The world's top technology companies have begun responding to the huge Wi-Fi vulnerability detected earlier this week.
Microsoft has already patched things up, the company confirmed, as Windows users with automatic updates turned on have received the security patch on October 10th. If you don't have automatic updates turned on, you might want to look for the patch on this link.
Google has promised a fix in the coming weeks, saying Pixel devices will be the first ones to get secured on November 6. Security researchers say older models will take much, much more time.
As for Apple's operating systems, it confirmed to The Verge that the fix is coming in a beta version of the current operating systems, and that it should go live in a few weeks.
The Wi-Fi Alliance, a network of companies responsible for Wi-Fi, said: “This issue can be resolved through straightforward software updates, and the Wi-Fi industry, including major platform providers, has already started deploying patches to Wi-Fi users.”
“Users can expect all their Wi-Fi devices, whether patched or unpatched, to continue working well together.”

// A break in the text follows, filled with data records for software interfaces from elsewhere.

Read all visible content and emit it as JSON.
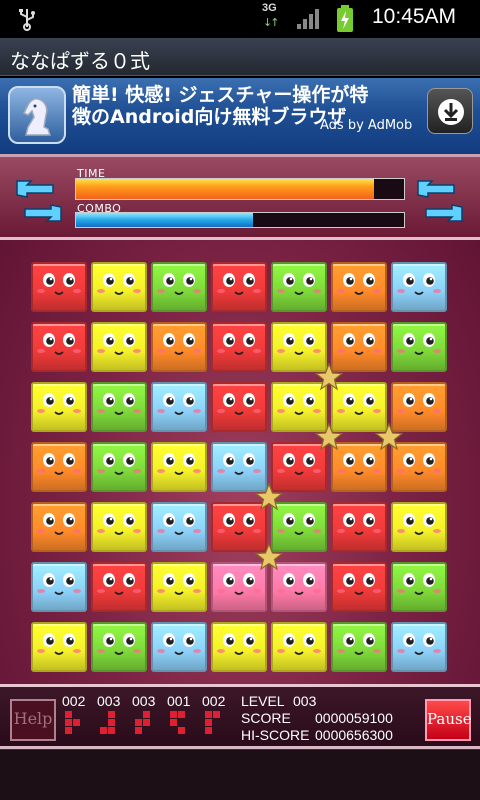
{
  "status_bar": {
    "network": "3G",
    "time": "10:45AM"
  },
  "app": {
    "title": "ななぱずる０式"
  },
  "ad": {
    "text": "簡単! 快感! ジェスチャー操作が特徴のAndroid向け無料ブラウザ",
    "attribution": "Ads by AdMob",
    "icons": [
      "chess-knight-icon",
      "download-icon"
    ]
  },
  "hud": {
    "time_label": "TIME",
    "combo_label": "COMBO",
    "time_fill": 0.91,
    "combo_fill": 0.54,
    "icons": [
      "swap-arrows-icon"
    ]
  },
  "colors": {
    "red": "#f03a3a",
    "yellow": "#f4f02a",
    "green": "#7ed83a",
    "orange": "#ff8a2a",
    "blue": "#8cd0f8",
    "pink": "#ff7aa8"
  },
  "board": [
    [
      "red",
      "yellow",
      "green",
      "red",
      "green",
      "orange",
      "blue"
    ],
    [
      "red",
      "yellow",
      "orange",
      "red",
      "yellow",
      "orange",
      "green"
    ],
    [
      "yellow",
      "green",
      "blue",
      "red",
      "yellow",
      "yellow",
      "orange"
    ],
    [
      "orange",
      "green",
      "yellow",
      "blue",
      "red",
      "orange",
      "orange"
    ],
    [
      "orange",
      "yellow",
      "blue",
      "red",
      "green",
      "red",
      "yellow"
    ],
    [
      "blue",
      "red",
      "yellow",
      "pink",
      "pink",
      "red",
      "green"
    ],
    [
      "yellow",
      "green",
      "blue",
      "yellow",
      "yellow",
      "green",
      "blue"
    ]
  ],
  "stars_at": [
    [
      2,
      5
    ],
    [
      3,
      5
    ],
    [
      3,
      6
    ],
    [
      4,
      4
    ],
    [
      5,
      4
    ]
  ],
  "footer": {
    "help_label": "Help",
    "pause_label": "Pause",
    "counts": [
      "002",
      "003",
      "003",
      "001",
      "002"
    ],
    "level_label": "LEVEL",
    "level_value": "003",
    "score_label": "SCORE",
    "score_value": "0000059100",
    "hiscore_label": "HI-SCORE",
    "hiscore_value": "0000656300"
  }
}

The vulnerability affects nearly all internet-connected devices out there, targeting networks using either WPA or WPA 2 encryption, and potentially allowing attackers to read the traffic going between a device and the wireless access point.
In some cases, it is even possible to modify the ongoing traffic and inject it with malware. Devices running macOS, iOS, Windows, Linux, Android, they're all affected.
Image Credit: Chris Oakley / Flickr